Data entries
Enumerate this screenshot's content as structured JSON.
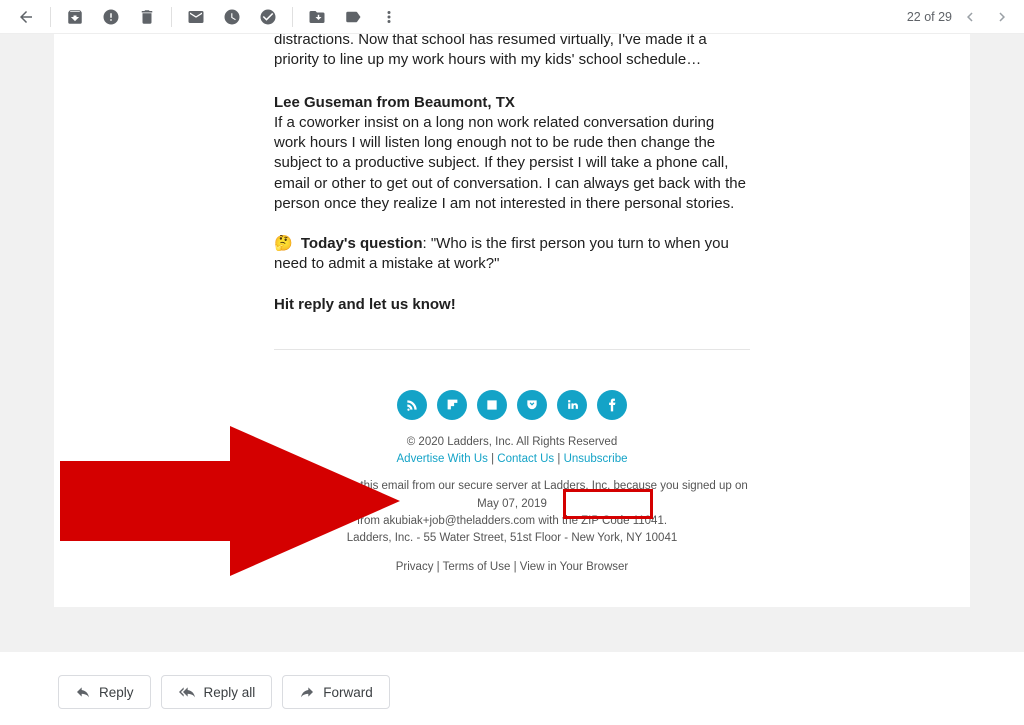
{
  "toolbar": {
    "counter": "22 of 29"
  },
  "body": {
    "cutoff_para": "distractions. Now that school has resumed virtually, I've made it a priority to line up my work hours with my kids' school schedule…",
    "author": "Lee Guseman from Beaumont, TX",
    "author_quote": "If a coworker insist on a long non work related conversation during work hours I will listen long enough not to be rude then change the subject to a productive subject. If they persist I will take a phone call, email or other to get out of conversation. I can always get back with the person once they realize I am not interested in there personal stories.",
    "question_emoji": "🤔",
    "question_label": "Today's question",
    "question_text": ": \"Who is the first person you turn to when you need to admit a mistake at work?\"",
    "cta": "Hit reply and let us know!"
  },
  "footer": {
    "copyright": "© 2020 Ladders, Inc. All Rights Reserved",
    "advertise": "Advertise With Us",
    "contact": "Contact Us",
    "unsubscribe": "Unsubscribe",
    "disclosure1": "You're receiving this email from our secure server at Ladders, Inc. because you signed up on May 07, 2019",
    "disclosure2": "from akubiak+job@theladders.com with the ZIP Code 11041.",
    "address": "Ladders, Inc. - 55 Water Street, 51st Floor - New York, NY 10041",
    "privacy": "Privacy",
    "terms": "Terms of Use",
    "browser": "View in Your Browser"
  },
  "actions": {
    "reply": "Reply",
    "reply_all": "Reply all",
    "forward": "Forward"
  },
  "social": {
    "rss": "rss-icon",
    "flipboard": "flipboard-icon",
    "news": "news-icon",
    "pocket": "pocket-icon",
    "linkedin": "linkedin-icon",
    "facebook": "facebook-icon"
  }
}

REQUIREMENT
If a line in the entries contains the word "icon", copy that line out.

TASK OUTPUT
    "rss": "rss-icon",
    "flipboard": "flipboard-icon",
    "news": "news-icon",
    "pocket": "pocket-icon",
    "linkedin": "linkedin-icon",
    "facebook": "facebook-icon"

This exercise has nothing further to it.